For veterinary patients suffering from osteoarthritis associated pain, currently available treatments may lack effectiveness, or be associated with adverse effects if used for extended periods of time. Bone marrow concentrate (BMC) is a product made by concentrating bone marrow aspirate collected from a patient. The resultant concentrate contains stem cells and other factors that may control chronic inflammation and pain, and potentially even promote tissue healing. Intra-articular injection with BMC has shown promise for the treatment of osteoarthritis in people. Despite being commercially available for veterinary use, there are no clinical studies evaluating the use of BMC therapy for the treatment of canine osteoarthritis. The objective of this pilot study is to assess the effectiveness of BMC in dogs with naturally occurring arthritis of the elbow when delivered by intra-articular injection.
- Dogs of any breed or sex, between 1 and 12 years of age and weighing at least 25 kg will be considered
- Observable predominant one-sided weight-bearing lameness localized to the elbow joint
- Elbow osteoarthritis (documented by radiographs)
- Medications to alleviate symptoms of OA ARE allowed provided dogs have received for 30 days prior to study initiation, and will remain on medications throughout study with no dose changes
- Dogs cannot have received steroids or injectable polysuphated glycosaminoglycans (Adequan®) within the preceding 30 days

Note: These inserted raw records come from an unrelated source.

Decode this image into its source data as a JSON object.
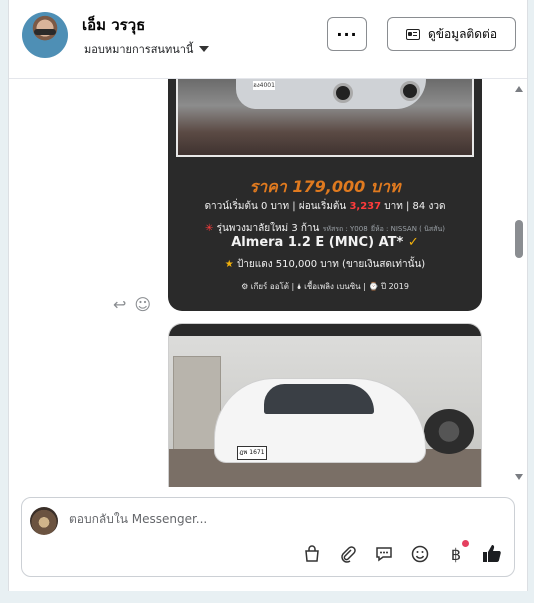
{
  "header": {
    "name": "เอ็ม วรวุธ",
    "assign_label": "มอบหมายการสนทนานี้",
    "more_label": "···",
    "contact_label": "ดูข้อมูลติดต่อ"
  },
  "ad1": {
    "photo_plate": "ฮง4001",
    "price": "ราคา 179,000 บาท",
    "line1_a": "ดาวน์เริ่มต้น 0 บาท | ผ่อนเริ่มต้น ",
    "line1_b": "3,237",
    "line1_c": " บาท | 84 งวด",
    "line2_main": "รุ่นพวงมาลัยใหม่ 3 ก้าน",
    "line2_code": "รหัสรถ : Y008",
    "line2_brand": "ยี่ห้อ : NISSAN ( นิสสัน)",
    "model": "Almera 1.2 E (MNC) AT*",
    "plate_price": "ป้ายแดง 510,000 บาท (ขายเงินสดเท่านั้น)",
    "gear": "เกียร์ ออโต้",
    "fuel": "เชื้อเพลิง เบนซิน",
    "year": "ปี 2019"
  },
  "ad2": {
    "plate": "ฎพ 1671"
  },
  "composer": {
    "placeholder": "ตอบกลับใน Messenger..."
  },
  "icons": [
    "reply-icon",
    "emoji-icon",
    "bag-icon",
    "paperclip-icon",
    "quick-reply-icon",
    "smiley-icon",
    "baht-icon",
    "thumbs-up-icon"
  ]
}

- Dogs cannot have had any medical or surgical procedure (including joint injections) within the preceding 90 days
- Dogs cannot have systemic or local disease other than osteoarthritis of the elbows
- Dogs cannot have any joint instability
Dogs with elbow arthritis meeting the above criteria will receive a baseline evaluation that includes the following: orthopedic examination by a board-certified veterinary surgeon and radiographs (x-rays) of the most affected elbow to document degree of elbow osteoarthritis. Dogs eligible for enrollment will be randomly assigned to one of two treatment groups: dogs that receive the BMC injection into the most affected elbow joint, and dogs that receive a placebo (saline) injection into the most affected elbow joint. On Day 0 of the study dogs will be sedated for administration of a single injection of the treatment to which it is assigned. Follow up appointments will be scheduled at 4, 8, and 12 weeks after treatment, and includes orthopedic evaluation and objective gait analysis. At each time point owners will be asked to fill out a questionnaire. Owners will also be provided with a logbook and will be instructed to maintain a record of any administered medications and potential adverse reactions. All procedures described above will be paid for by the study. Dogs assigned to the placebo group will have the opportunity to receive an active treatment of BMC at conclusion of the study, which would involve a similar follow up regimen with evaluation at 4, 8, and 12 weeks after treatment.
Potential Benefits to Veterinary Medicine:
Accurately assessing the efficacy of BMC may provide a promising alternative to chronic painful conditions such as osteoarthritis.